The government collected Tk 2.27 trillion in revenues until April this fiscal year to reach 69 per cent of the target and register a 15.27 per cent year-on-year growth.
In the same period, Bangladesh imported $73 billion worth of goods - a 41 per cent year-on-year rise. Exports stood at $43.34 billion at the same time, growing by 35.14 per cent year on year.
However, the huge difference between exports and imports has led to a $14.07 billion deficit in the balance of payments until March of this fiscal year.
From July to May of this financial year, $19.19 billion entered Bangladesh in remittances, which is 15.95 per cent lower than the same period last year.
Bangladesh’s foreign currency reserves reached $48 billion in August last year but have slipped to $42 billion now due to the simultaneous rise of imports and the dollar. Analysts, however, see the current reserves, which can meet import costs for six months, as comforting.
The government announced that the per capita income in Bangladesh will reach $2,824 at the end of this financial year, improving from last year’s $2,591.
It took Bangladesh 40 years to achieve $1,000 per capita income but it accelerated by 180 per cent in the 10 years that followed.
The BBS estimates that Bangladesh’s GDP will reach $465 billion at the end of 2021-22 financial year to enter the top 40 largest economies in the world.
The Bangladesh Bank accounts that credit flow to Bangladesh's private sector grew 12.48 per cent until April this fiscal year. The government’s foreign debt stood at $90.79 billion as of December last year while domestic debt was Tk 6.17 trillion until March.
According to International Labour Organization, as many as 3.6 million people will be left unemployed in 2022, which is 500,000 more than the previous year.
In the first six months of the fiscal year, foreign investment stood at $21.58 billion, which is 12.9 per cent more than the same period the year before.

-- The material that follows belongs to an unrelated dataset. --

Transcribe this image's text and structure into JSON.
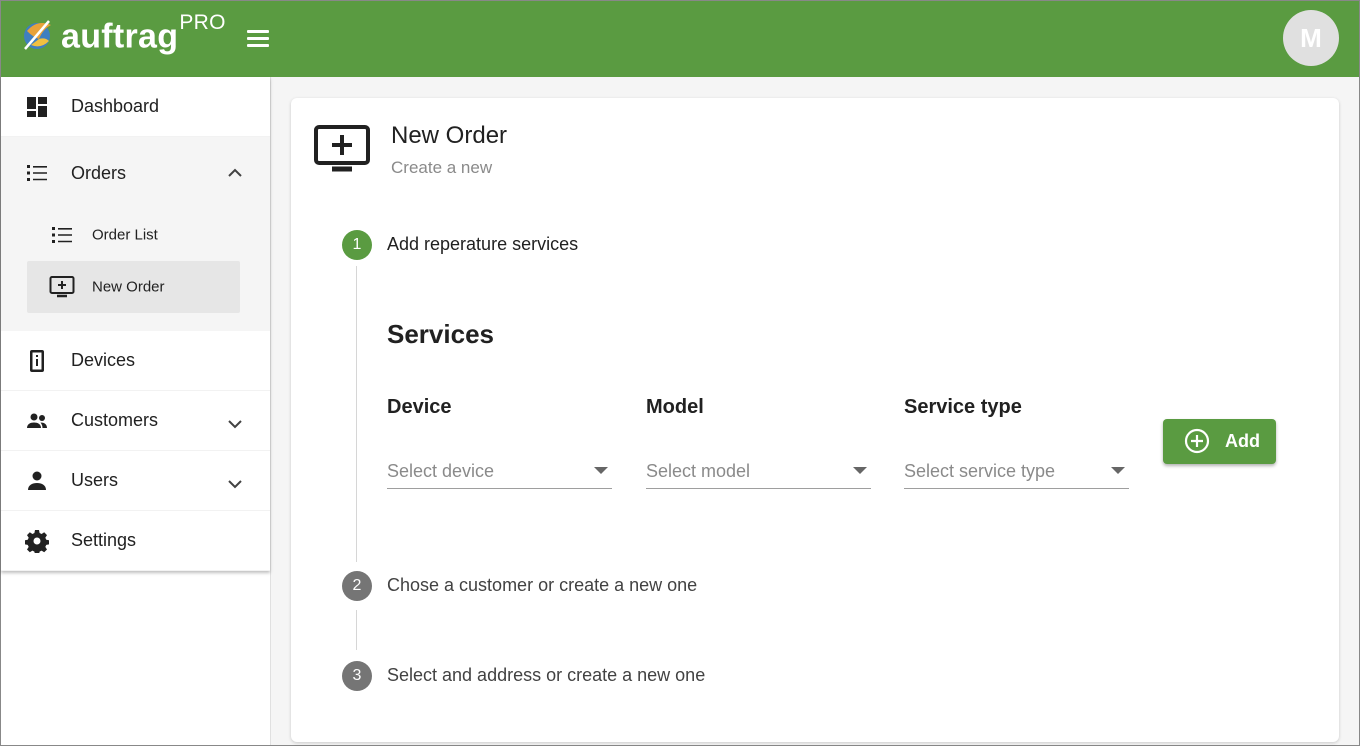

WHAT EXPERTS SAY
Zaid Bakht said, “Our economy is recovering at a fast pace, the credit growth of the private sector is around 12 per cent. We're importing too much. Why is this happening?”
“Have the businessmen lost their minds? They have their calculations. They can see that good times are ahead. So they're investing, expanding. The banks are giving out credits. Rather there’s a shortage of liquidity in the banks now.”
“We'll definitely be in a good position once we recover,” he said.
Selim Raihan added, “We can see now that remittances are declining despite growth in exports. There’s a leap in imports. Overall, the demand for dollars has risen a lot in the country.
“The existing economic challenges, as in employment generation, inclusive growth, recovery from the pandemic, inflation, rise of dollar value and imports, and a fall in remittances are causing additional pressure.”
The average inflation over the last six months of this fiscal year is almost 6 per cent. The government revised the original target of inflation from 5.3 per cent to 5.8 per cent.
Zahid Hussain suggested increasing subsidies in the food and power sectors to control inflation and safeguard the marginalised people from its impact.
The former World Bank economist said the hike in prices of food and fuel on the international market caused import costs to increase. Imports will go down once the prices of these commodities drop, he said.
He also advised providing government policy support for import-dependent commodities. “Inflation can mostly be kept under control if the government can execute these tactics with prudence.”